More than a mystery, Medawar's novel is a beautifully written, life-affirming, heartwarming story full of adventure, humor, and tears. Set in 1866 on the western frontier, the tale concerns Tay-bodal, a Kiowa Indian who has been a relative nobody among his tribesmen. Always an outsider, Tay-bodal has no family and would rather spend time with his healing herbs and potions than attending councils of war. But then the respected and much loved Chief Little Bluff dies, and the Kiowas must come together to name his successor. When Coyote Walking, one of the three candidates for the highly revered position of tribal chief, is brutally murdered, chaos and disorder erupt. Tay-bodal, wiser than he knows, takes on the daunting task of finding out who killed Coyote Walking. His investigation, which is ultimately successful in unmasking the villain, changes his life forever, not only earning him a respected place among his tribesmen but also winning him a beautiful woman, a young son, new friends, and a happiness he thought he could never experience. Medawar has written a cunningly plotted story that is as devilishly funny as it is charmingly told. Tay-bodal is a true, if unsuspecting, hero who proves that love, respect, and wisdom can overcome even the greatest adversity. Masterful and moving, this book makes a fine addition to all collections. Emily Melton

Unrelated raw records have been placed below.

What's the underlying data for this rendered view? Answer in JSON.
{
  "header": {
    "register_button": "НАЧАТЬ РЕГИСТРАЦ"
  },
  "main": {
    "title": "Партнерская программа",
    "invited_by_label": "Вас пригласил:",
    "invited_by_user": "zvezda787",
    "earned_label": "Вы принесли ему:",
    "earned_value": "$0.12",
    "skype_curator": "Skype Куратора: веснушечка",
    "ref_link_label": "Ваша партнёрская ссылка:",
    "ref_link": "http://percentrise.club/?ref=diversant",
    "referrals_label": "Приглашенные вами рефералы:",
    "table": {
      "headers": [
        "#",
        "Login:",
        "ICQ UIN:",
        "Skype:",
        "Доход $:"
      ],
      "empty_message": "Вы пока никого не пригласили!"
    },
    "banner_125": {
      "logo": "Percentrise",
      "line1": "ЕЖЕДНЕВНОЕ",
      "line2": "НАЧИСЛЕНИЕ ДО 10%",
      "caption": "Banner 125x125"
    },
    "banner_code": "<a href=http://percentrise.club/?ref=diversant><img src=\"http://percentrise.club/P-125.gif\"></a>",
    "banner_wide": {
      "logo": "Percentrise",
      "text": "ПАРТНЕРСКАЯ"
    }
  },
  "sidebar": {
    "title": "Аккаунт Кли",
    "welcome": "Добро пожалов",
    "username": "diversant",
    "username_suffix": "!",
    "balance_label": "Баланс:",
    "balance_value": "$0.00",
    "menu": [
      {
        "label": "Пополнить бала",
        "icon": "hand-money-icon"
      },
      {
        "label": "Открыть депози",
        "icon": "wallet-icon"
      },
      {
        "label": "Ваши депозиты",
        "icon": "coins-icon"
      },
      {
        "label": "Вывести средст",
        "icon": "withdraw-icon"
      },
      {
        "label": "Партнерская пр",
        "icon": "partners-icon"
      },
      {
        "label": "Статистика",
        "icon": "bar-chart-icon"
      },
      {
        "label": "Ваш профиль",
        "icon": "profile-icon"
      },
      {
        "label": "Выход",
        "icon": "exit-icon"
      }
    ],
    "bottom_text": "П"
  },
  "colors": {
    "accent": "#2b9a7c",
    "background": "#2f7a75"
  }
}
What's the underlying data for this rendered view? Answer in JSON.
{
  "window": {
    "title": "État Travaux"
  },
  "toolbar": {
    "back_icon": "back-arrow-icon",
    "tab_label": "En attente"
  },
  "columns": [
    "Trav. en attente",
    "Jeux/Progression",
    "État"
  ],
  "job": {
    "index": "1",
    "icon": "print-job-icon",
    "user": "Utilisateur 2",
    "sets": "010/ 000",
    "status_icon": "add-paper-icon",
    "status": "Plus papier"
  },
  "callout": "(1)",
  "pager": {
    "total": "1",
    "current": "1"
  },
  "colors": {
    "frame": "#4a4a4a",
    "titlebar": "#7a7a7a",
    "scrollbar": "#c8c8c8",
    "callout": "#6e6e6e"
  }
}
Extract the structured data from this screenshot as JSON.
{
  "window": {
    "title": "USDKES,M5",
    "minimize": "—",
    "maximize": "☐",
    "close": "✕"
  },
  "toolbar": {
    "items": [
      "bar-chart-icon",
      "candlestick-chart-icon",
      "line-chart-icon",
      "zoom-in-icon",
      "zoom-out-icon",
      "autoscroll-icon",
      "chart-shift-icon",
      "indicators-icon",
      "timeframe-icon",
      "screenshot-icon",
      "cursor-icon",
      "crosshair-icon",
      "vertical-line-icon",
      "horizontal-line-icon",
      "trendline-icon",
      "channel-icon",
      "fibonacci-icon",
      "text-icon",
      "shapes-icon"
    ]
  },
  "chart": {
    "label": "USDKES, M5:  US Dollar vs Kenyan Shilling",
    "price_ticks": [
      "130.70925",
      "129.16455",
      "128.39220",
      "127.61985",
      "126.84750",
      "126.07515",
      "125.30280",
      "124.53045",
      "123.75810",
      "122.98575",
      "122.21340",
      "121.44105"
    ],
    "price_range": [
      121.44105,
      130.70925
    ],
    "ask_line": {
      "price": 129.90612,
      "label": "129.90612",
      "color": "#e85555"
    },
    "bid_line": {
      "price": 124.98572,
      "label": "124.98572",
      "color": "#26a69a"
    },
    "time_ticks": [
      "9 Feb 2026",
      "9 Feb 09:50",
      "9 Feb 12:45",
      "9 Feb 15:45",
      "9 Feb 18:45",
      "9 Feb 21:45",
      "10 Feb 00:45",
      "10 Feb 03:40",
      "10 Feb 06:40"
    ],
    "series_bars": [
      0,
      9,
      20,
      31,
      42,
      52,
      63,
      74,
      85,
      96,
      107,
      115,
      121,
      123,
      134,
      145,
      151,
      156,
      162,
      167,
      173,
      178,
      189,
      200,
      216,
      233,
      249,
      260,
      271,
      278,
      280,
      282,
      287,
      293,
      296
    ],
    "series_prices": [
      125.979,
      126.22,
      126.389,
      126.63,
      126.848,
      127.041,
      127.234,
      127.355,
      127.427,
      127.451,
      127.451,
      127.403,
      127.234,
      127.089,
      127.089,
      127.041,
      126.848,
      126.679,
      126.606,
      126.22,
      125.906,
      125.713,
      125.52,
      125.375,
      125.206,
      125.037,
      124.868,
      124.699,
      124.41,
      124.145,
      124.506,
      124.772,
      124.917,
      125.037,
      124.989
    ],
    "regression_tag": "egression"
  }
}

A Unique Experience, and Lots of Fun
By Mick McAllister on May 21, 2002
Kiowa author Scott Momaday has suggested that the humorless Indian is a ridiculous stereotype, and Cherokee author Mardi Medawar's Tay-bodal mysteries certainly confirm that view. Both Medawar and her hero have a great sense of fun, and this first novel in a series of four is notable for its refusal to take seriously the cliches of white attitudes toward Indians.
It is also an interesting and challenging mystery set in an important moment of American history, when the tribes of the southern plains were being subjugated by Civil War veterans with nothing better to do. Tay-bodal moves among the great heroes of that era--Satanta, Lone Wolf, Satank--who are for him not only great but uncles and cousins, and men with, if not feet of clay, dirty moccasins.
Read it for the mystery, read it for the history, read it for the fresh look at American Indians. But read it. Good book.
I wouldn't gush over this book the way the others did. I'd say it's good but not great. A solid read but not something I'd give to someone who isn't a fan of Native stories.
Although I don't know much about Kiowa culture, it does feel fully realized and authentic. The characters are complex and three-dimensional. That puts it ahead of a lot of Native-themed books.
A couple of complaints:
1) Medwar introduces too many characters--a few dozen, it seems. They have similar tribal names and roles, so it's hard to keep them straight. Fewer would be better.
2) The story takes place in Texas in 1866. By then, the Kiowa has been in contact with Mexicans for a couple centuries and Americans for several decades. Yet when Tay-bodal goes to the nearby Army fort, he's amazed to see his first black man. He knows nothing about glass windows or oil lanterns.
Really? I find it hard to believe that any Indian band was that isolated. When the first tribes met Lewis and Clark half a century earlier, they might've been ignorant of these things. But in 1866? No.
Anyway, Death at Rainy Mountain is decent. Rob's rating: 7.5 of 10.